- I was struck curious when Nick’s high school coach at Cleveland, Andre Chevalier (at least I recall it being him), expressed that the University of Southern Cal had “excuses” citing low grades, and the fact that Nick had yet to take the SAT. Uhh coach? I think you are using the wrong terminology….perhaps you are confusing “excuses” with “requirements.”
- Nick Young vs. Jordan Farmar: To me, it was telling how in the highlight clips of made baskets by each player, Young make his way back down the court not paying attention and pounding his chest, while Farmar calmly went about his business after scoring. Not to say I’ve got a big problem with on-court celebration, but there is a line to draw. I’d rather have the guy acting a bit more professional on my team…..like when Farmar got fouled with less than a second left in the game, his team down one (good call by the way). Farmer casually hit both free throws to win the game, after Nick had been chirping in his ear before the shots. Young prevailed in their second matchup, but I still didn’t like to see him dancing into timeouts.
- Which leads me to the clip, and this all could be the result of editing, of another game. Young made a spin move and hit an amazing scoop shot in the lane in what seemed to be the final seconds. I was like, “wow, that’s a pretty amazing game winner,” and then the camera pans to the scoreboard and Young’s team won 75-68, or something like that, making the basket a hot-dog moment, instead of a necessity. Before I knew it, Young was telling the camera that he thought he was Kobe.
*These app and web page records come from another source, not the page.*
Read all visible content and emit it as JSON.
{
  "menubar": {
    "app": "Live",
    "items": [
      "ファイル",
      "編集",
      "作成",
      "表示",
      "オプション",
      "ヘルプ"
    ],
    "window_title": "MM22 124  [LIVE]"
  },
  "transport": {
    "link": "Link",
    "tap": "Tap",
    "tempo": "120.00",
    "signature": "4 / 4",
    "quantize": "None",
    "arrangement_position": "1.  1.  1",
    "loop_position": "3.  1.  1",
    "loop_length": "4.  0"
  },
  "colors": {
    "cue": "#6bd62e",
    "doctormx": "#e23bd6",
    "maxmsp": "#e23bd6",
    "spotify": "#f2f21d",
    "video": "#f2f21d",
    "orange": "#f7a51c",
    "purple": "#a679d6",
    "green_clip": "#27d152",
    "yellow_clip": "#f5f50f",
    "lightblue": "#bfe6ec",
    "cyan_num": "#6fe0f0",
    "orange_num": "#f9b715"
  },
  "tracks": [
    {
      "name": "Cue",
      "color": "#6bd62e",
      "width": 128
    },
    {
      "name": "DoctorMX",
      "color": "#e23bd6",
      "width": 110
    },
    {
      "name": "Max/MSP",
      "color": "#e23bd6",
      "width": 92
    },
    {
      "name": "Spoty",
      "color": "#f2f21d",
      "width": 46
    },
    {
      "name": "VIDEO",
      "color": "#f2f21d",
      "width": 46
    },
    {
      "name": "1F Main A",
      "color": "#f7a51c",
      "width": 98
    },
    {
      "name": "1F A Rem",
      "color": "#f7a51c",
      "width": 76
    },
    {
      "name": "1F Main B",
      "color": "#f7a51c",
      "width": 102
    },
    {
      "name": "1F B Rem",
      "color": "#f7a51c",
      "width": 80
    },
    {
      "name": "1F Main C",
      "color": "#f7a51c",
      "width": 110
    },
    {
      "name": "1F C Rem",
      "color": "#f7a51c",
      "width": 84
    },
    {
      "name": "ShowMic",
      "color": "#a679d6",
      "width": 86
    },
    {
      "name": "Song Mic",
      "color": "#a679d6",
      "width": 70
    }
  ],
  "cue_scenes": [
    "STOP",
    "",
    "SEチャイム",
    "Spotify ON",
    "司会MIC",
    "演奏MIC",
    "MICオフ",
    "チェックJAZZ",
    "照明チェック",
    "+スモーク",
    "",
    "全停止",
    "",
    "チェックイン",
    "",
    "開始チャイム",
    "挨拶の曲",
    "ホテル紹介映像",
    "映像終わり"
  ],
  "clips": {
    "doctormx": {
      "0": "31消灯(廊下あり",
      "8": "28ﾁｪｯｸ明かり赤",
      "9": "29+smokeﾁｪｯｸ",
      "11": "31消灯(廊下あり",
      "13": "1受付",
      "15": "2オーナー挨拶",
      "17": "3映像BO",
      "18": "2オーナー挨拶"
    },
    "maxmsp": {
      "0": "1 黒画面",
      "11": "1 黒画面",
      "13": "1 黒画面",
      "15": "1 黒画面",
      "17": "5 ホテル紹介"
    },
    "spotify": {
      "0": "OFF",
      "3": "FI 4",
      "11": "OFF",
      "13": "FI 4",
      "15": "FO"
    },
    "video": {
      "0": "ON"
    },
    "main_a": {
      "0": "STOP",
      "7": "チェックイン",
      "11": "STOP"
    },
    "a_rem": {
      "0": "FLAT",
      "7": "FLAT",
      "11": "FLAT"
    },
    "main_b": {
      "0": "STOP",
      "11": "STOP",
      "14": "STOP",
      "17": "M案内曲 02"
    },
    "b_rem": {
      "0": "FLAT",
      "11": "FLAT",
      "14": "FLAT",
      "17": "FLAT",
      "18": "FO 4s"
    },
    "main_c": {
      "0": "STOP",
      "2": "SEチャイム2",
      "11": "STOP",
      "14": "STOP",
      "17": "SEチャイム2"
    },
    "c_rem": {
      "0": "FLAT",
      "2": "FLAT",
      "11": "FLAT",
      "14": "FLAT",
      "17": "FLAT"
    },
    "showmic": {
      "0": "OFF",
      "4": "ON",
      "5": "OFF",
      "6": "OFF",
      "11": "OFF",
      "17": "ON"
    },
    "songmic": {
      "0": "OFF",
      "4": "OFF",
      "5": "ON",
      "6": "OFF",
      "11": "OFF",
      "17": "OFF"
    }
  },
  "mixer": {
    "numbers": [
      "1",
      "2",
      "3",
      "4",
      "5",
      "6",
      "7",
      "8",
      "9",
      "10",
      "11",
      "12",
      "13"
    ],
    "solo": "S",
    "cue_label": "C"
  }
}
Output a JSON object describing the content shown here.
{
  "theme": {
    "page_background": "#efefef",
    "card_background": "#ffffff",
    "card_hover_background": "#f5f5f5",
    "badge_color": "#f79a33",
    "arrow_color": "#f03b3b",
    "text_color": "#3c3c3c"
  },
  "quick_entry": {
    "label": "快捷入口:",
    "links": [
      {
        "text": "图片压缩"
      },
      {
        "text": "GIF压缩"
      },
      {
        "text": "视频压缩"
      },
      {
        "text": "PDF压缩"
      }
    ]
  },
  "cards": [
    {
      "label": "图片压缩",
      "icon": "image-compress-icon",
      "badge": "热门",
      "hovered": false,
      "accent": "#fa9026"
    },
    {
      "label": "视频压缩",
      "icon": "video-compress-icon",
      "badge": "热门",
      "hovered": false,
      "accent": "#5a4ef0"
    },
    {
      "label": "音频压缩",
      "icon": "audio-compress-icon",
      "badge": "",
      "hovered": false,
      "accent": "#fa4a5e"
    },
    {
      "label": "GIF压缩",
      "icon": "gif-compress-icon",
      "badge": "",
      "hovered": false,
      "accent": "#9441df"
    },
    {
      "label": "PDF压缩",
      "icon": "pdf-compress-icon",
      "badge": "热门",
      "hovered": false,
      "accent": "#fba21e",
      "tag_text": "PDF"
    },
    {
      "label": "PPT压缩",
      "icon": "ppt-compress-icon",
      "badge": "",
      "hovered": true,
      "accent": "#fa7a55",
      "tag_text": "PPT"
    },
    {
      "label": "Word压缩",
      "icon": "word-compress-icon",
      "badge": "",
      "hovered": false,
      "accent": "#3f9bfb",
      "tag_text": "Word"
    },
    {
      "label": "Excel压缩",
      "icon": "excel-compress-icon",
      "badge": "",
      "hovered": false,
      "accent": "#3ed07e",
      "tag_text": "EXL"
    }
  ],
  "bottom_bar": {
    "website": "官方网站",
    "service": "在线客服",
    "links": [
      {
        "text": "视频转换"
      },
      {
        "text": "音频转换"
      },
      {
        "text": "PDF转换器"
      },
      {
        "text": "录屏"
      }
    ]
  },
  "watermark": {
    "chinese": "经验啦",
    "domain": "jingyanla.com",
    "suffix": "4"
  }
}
- The scouting report put together by a college coach recruting Young said that he “doesn’t compete at times”….I can still see some of that in the NBA, albeit not nearly as much as the one example in the movie, but disturbing nonetheless. Could you imagine Jordan or Kobe ever doing that, even as a youth? Ok, unfair comparisons…how about Antonio Daniels…..or perhaps Jordan Farmar?
- I did like how Coach Chevalier called Nick out with the truth, in the locker room, in front of everyone, after his unmotivated game.
- I was somewhat befuddled when the killer of Nick Young’s brother, Marcus, said that at the time he was immature, yet sophisticated enough to kill, I guess it just struck me as odd that he used “sophisticated.” He obviously deals with his past on a daily basis, but does the most he can do by helping youth avoid following his path. He understands that the pain of the Young family is much greater than his remorse.
- Nick Young certainly understood the importance of the SAT, but not the importance of the work and preparation involved to pass it. The ‘locked out of class for being late scene’ was not a pretty sight.
After watching the documentary, I came away knowing much more about Nick than before. At a minimum, I was previously aware that he had a brother who was killed, but not that the family was dealing with the emotional troubles of another brother.
Nick Young is an earnest young man who was lucky to have good family surrounding him growing up in Los Angeles. At the same time, observing what I’ve seen during his first year with the Wizards, Young still has a ton of growing up to do. It’s hard to distinguish whether there has been significant gained maturity from his persona in high school, the time period during which the documentary took place, and the 23-years old he is today.
Young has been through a lot of experiences which have aged him, but he’s still just a kid. He seems to understand that he’s playing for something bigger than himself, his mom and his lost brother Junior (Charles). Hopefully, the struggles he’s faced will make eventual growth into adulthood, and a mature NBA player, and easier task.